FOR the generation of peace-loving 1970s music fans who sat on the top of a hill in the Isle of Wight and listened to music for free - the authorities had erected the perimeter fence at the foot of the hill, not realising that the acoustics would be better when heard from on high - the news that the Rainbow Theatre in London is about to reopen as a live-music venue has done more to recall the world of joss- sticks and Afghan coats than any other event in recent years.

Thirteen years after the one-time cinema in Finsbury Park was closed, a property company is believed to have bought the complex, with plans to relaunch it as London's main live-music centre.

If Laurence Kirschel and Prior, headed by Irishman James Prior, succeeds in its pounds 4m venture, a large number of people in their thirties and forties will be booking the babysitter and heading for what was once considered to be the most important venue for all medium-sized rock bands on their way up, and the truly big names as they descended from the peak.

The Rolling Stones, for instance, were not Rainbow people, but Eric Clapton played there during his period of rehabilitation. The Osmond Brothers were there in 1973, provoking a riot by 6,000 hysterical girls who failed to get tickets. Rod Stewart kicked footballs into the audience and Steely Dan are part of the folklore.

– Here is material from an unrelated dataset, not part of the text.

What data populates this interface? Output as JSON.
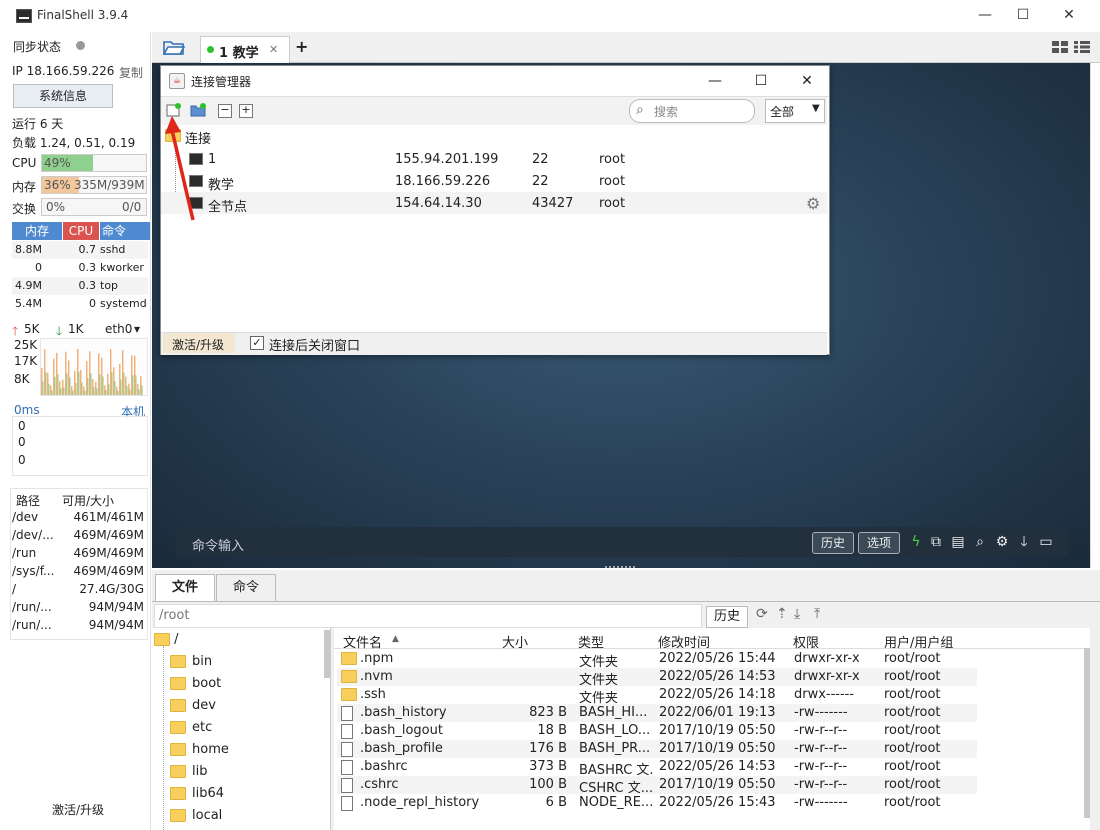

But it wasn't just the music that stirred the blood. Regulars during this period point to the bizarre juxtaposition of the drugs and the mosaic halls, the Woodstock-inspired sense of collective dissipation and the opulent fountains of the 1930s building.

It was a different era towards the end when punk rock reared its head.

Converting the art deco foyer into a nightclub may not appeal to those with longer memories, but few who remember Nat King Cole and such ilk will be able to resist at least one more return trip to their dissolute past.